I read this book on the recommendation of a friend who said it had made her cry. It is a work of speculative fiction and the story is set in an imagined England in the 1990s. It is narrated by Kath, who is a carer. The story is based on the concept of eugenics and how some members of society are created and then used by others for their own purposes. Gradually we learn that Kath and her friends were cloned and then raised in institutions for the sole purpose of supplying the demand for organ donation. Kath’s life is planned out for her, first she is given an education, then they begin their training to be carers and spend several years caring for others who have already begun “donating” their vital organs. After a period of time, they themselves begin donating, until they eventually “complete”, which is to say, die.
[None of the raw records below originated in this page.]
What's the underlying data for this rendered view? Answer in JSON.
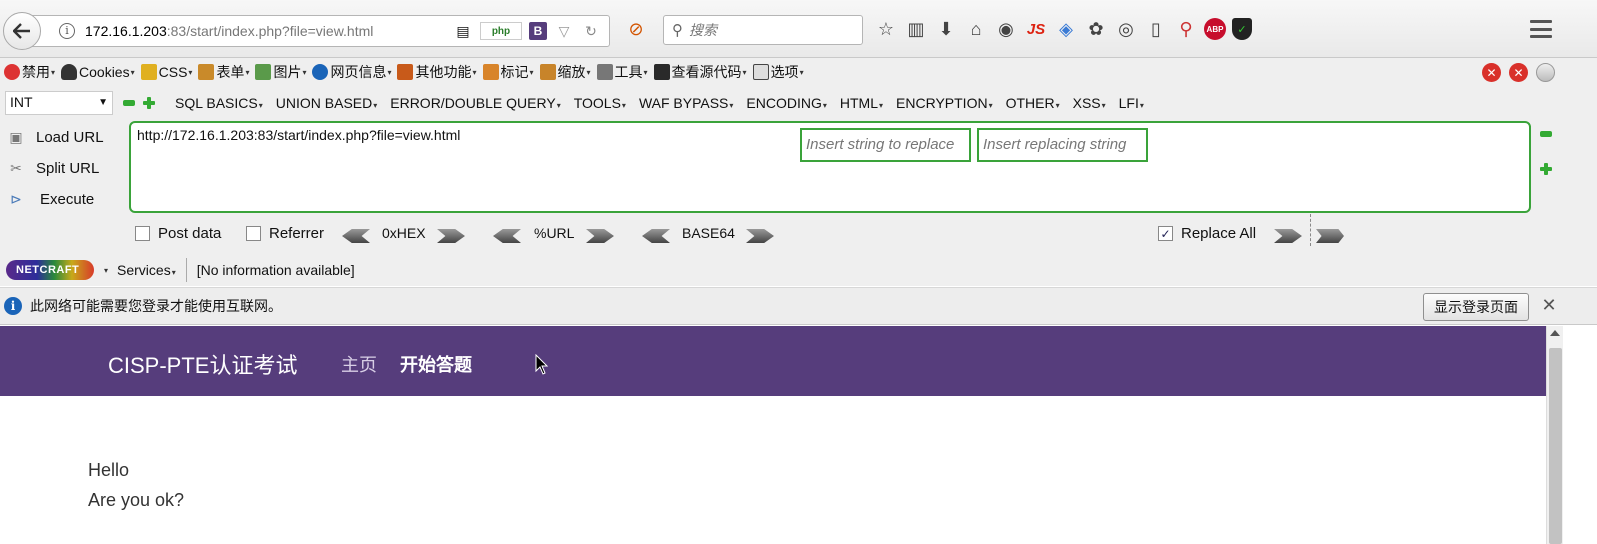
{
  "browser": {
    "url_host": "172.16.1.203",
    "url_rest": ":83/start/index.php?file=view.html",
    "search_placeholder": "搜索",
    "ghp_label": "php",
    "b_label": "B",
    "js_label": "JS",
    "abp_label": "ABP"
  },
  "webdev": {
    "items": [
      "禁用",
      "Cookies",
      "CSS",
      "表单",
      "图片",
      "网页信息",
      "其他功能",
      "标记",
      "缩放",
      "工具",
      "查看源代码",
      "选项"
    ]
  },
  "hackbar": {
    "select_value": "INT",
    "menus": [
      "SQL BASICS",
      "UNION BASED",
      "ERROR/DOUBLE QUERY",
      "TOOLS",
      "WAF BYPASS",
      "ENCODING",
      "HTML",
      "ENCRYPTION",
      "OTHER",
      "XSS",
      "LFI"
    ],
    "load_url": "Load URL",
    "split_url": "Split URL",
    "execute": "Execute",
    "url_value": "http://172.16.1.203:83/start/index.php?file=view.html",
    "post_data": "Post data",
    "referrer": "Referrer",
    "hex": "0xHEX",
    "url_enc": "%URL",
    "base64": "BASE64",
    "replace_placeholder": "Insert string to replace",
    "replacing_placeholder": "Insert replacing string",
    "replace_all": "Replace All",
    "replace_all_checked": true
  },
  "netcraft": {
    "logo": "NETCRAFT",
    "services": "Services",
    "info": "[No information available]"
  },
  "notification": {
    "message": "此网络可能需要您登录才能使用互联网。",
    "button": "显示登录页面"
  },
  "page": {
    "brand": "CISP-PTE认证考试",
    "nav_home": "主页",
    "nav_start": "开始答题",
    "lines": [
      "Hello",
      "Are you ok?"
    ],
    "header_color": "#563d7c"
  }
}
I loved the book and read it in four days. I loved the way the story was told in flashback over approximately 25 years which left a strong sense of the passage of time and of “what might have been” in a different society. I loved the carefully crafted and tightly written prose which conveyed the disturbing ideas in the story very precisely. It was a carefully imagined nightmare world where everyone knew their role and stayed within it. I was mesmerised by what fresh horror the author was able to imagine. It didn’t make me cry although I did find it quite depressing. For example, none of the characters ever seemed to rebel against their “fate”. If they had, I think I would have been more touched by their situation. There didn’t seem to be any sense of rejecting what society said they had been born to do. Kath, the carer, didn’t seem to worry about what was going to happen to her, even though she’d seen it play out hundreds of times in the faces and bodies of the people she cared for. Even when Kath and Tommy thought they might be able to get a deferral, to delay the beginning of their donations, they talked in terms of two or three years, not in terms of permanently avoiding such a horrific ending. Ultimately I suspect that to protest would have been futile as Kath and her contemporaries were very much under state control.
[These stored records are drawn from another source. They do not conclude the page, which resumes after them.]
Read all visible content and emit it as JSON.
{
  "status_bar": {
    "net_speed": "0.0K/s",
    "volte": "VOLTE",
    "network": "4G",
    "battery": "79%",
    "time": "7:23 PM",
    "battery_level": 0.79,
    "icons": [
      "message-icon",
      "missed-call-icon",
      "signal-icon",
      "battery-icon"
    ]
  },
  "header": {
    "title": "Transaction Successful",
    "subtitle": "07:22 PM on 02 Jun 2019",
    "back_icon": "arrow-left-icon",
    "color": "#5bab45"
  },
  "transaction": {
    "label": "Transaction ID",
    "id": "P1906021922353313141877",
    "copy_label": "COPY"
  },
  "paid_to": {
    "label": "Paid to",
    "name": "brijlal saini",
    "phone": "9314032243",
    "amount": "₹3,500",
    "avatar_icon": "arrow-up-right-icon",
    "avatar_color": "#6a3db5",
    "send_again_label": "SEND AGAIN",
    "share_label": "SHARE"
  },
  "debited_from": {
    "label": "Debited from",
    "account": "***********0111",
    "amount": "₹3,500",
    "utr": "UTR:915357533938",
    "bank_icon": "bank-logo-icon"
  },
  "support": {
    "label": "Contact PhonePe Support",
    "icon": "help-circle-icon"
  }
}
The story puts me in mind of Margaret Atwell’s The Handmaid’s Tale, another story of a dystopian future where the rights of women and other “undesirables” are subjugated following a revolution. In Never Let Me Go, both men and women are used for organ donation, but they are clones of what are considered in the story to be “undesirables”, prostitutes, junkies and the like. Both stories allude to how society treats its weaker or more vulnerable members. In Never Let Me Go I found it very strange how there was nothing to suggest that any of the characters wanted to change their lives at all. Each seemed to accept their role and follow it. They look forward to beginning their training as carers or to receiving their first notice to donate. Tommy tells Kath she should request her first donation notice and ask why it has been so long coming. Possibly this is because their everyday lives are so lacking in activity and purpose that they clutch at these milestones as a way of giving meaning to their existence.
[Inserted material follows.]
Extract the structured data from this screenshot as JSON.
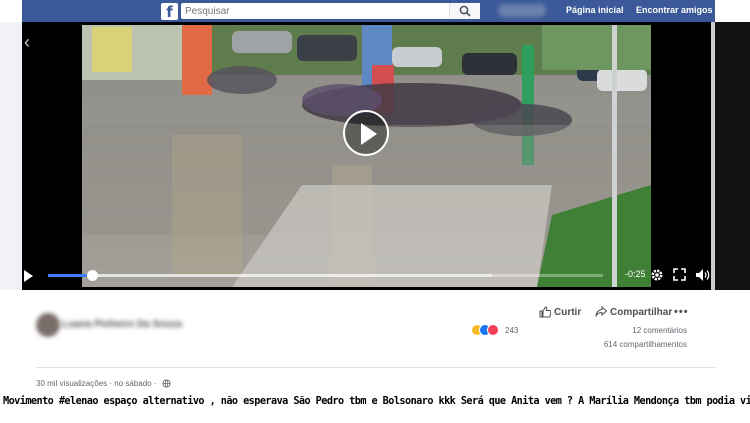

It is a dire and dismal life, but even Kath, the narrator, doesn’t express any feelings about being a carer and seeing how her life is going to play out in the people she is caring for. Every day she is faced with her future, but there is little to hint that she thinks it can be any other way. Towards the end of the book Kath starts questioning how her life has been, but not how her future is going to be. In matter of fact language, she questions why, if the students’ only purpose is to donate their organs, they are given an education at all. It is indicated that some of the institutions are more caring than others, but each performs the function of raising the students and educating them.
I found this a very puzzling book because there are so many themes and narratives which could be teased out and many different viewpoints and insights. I will need to re-read it in the future as I feel I have not even scratched the surface. A disturbing, puzzling book, but I loved it.